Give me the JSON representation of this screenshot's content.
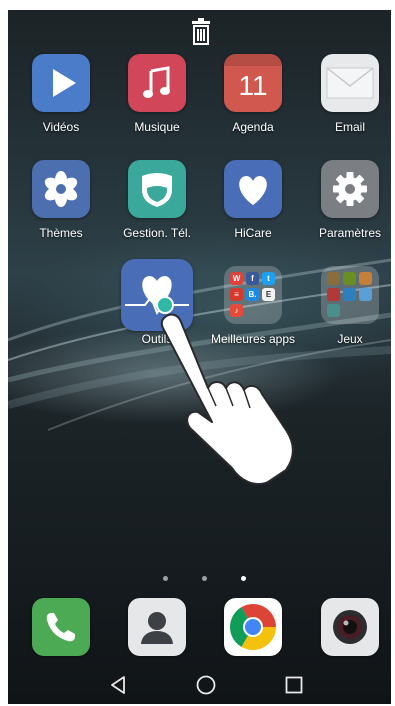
{
  "home_screen": {
    "apps_row1": [
      {
        "label": "Vidéos",
        "icon": "play-icon",
        "color": "#4a7cc9"
      },
      {
        "label": "Musique",
        "icon": "music-note-icon",
        "color": "#d2465a"
      },
      {
        "label": "Agenda",
        "icon": "calendar-icon",
        "color": "#d0584e",
        "day": "11"
      },
      {
        "label": "Email",
        "icon": "envelope-icon",
        "color": "#e8e9ea"
      }
    ],
    "apps_row2": [
      {
        "label": "Thèmes",
        "icon": "pinwheel-icon",
        "color": "#4c6fb0"
      },
      {
        "label": "Gestion. Tél.",
        "icon": "shield-icon",
        "color": "#3aa89a"
      },
      {
        "label": "HiCare",
        "icon": "heart-icon",
        "color": "#4a6db8"
      },
      {
        "label": "Paramètres",
        "icon": "gear-icon",
        "color": "#7b7e83"
      }
    ],
    "apps_row3": [
      {
        "label": "Outils",
        "icon": "heart-pulse-icon",
        "color": "#4a6db8"
      },
      {
        "label": "Meilleures apps",
        "icon": "folder-icon"
      },
      {
        "label": "Jeux",
        "icon": "folder-icon"
      }
    ],
    "page_indicator": {
      "pages": 3,
      "current": 3
    },
    "dock": [
      {
        "name": "phone",
        "icon": "phone-icon",
        "color": "#4caa54"
      },
      {
        "name": "contacts",
        "icon": "contact-icon",
        "color": "#e6e7e8"
      },
      {
        "name": "chrome",
        "icon": "chrome-icon",
        "color": "#ffffff"
      },
      {
        "name": "camera",
        "icon": "camera-icon",
        "color": "#e6e7e8"
      }
    ]
  },
  "nav_bar": {
    "back": "back-icon",
    "home": "home-icon",
    "recents": "recents-icon"
  },
  "top_bar": {
    "trash": "trash-icon"
  }
}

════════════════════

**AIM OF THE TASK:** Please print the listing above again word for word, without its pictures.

**ANSWER SPACE:**
Give me the JSON representation of this screenshot's content.
{
  "home_screen": {
    "apps_row1": [
      {
        "label": "Vidéos",
        "icon": "play-icon",
        "color": "#4a7cc9"
      },
      {
        "label": "Musique",
        "icon": "music-note-icon",
        "color": "#d2465a"
      },
      {
        "label": "Agenda",
        "icon": "calendar-icon",
        "color": "#d0584e",
        "day": "11"
      },
      {
        "label": "Email",
        "icon": "envelope-icon",
        "color": "#e8e9ea"
      }
    ],
    "apps_row2": [
      {
        "label": "Thèmes",
        "icon": "pinwheel-icon",
        "color": "#4c6fb0"
      },
      {
        "label": "Gestion. Tél.",
        "icon": "shield-icon",
        "color": "#3aa89a"
      },
      {
        "label": "HiCare",
        "icon": "heart-icon",
        "color": "#4a6db8"
      },
      {
        "label": "Paramètres",
        "icon": "gear-icon",
        "color": "#7b7e83"
      }
    ],
    "apps_row3": [
      {
        "label": "Outils",
        "icon": "heart-pulse-icon",
        "color": "#4a6db8"
      },
      {
        "label": "Meilleures apps",
        "icon": "folder-icon"
      },
      {
        "label": "Jeux",
        "icon": "folder-icon"
      }
    ],
    "page_indicator": {
      "pages": 3,
      "current": 3
    },
    "dock": [
      {
        "name": "phone",
        "icon": "phone-icon",
        "color": "#4caa54"
      },
      {
        "name": "contacts",
        "icon": "contact-icon",
        "color": "#e6e7e8"
      },
      {
        "name": "chrome",
        "icon": "chrome-icon",
        "color": "#ffffff"
      },
      {
        "name": "camera",
        "icon": "camera-icon",
        "color": "#e6e7e8"
      }
    ]
  },
  "nav_bar": {
    "back": "back-icon",
    "home": "home-icon",
    "recents": "recents-icon"
  },
  "top_bar": {
    "trash": "trash-icon"
  }
}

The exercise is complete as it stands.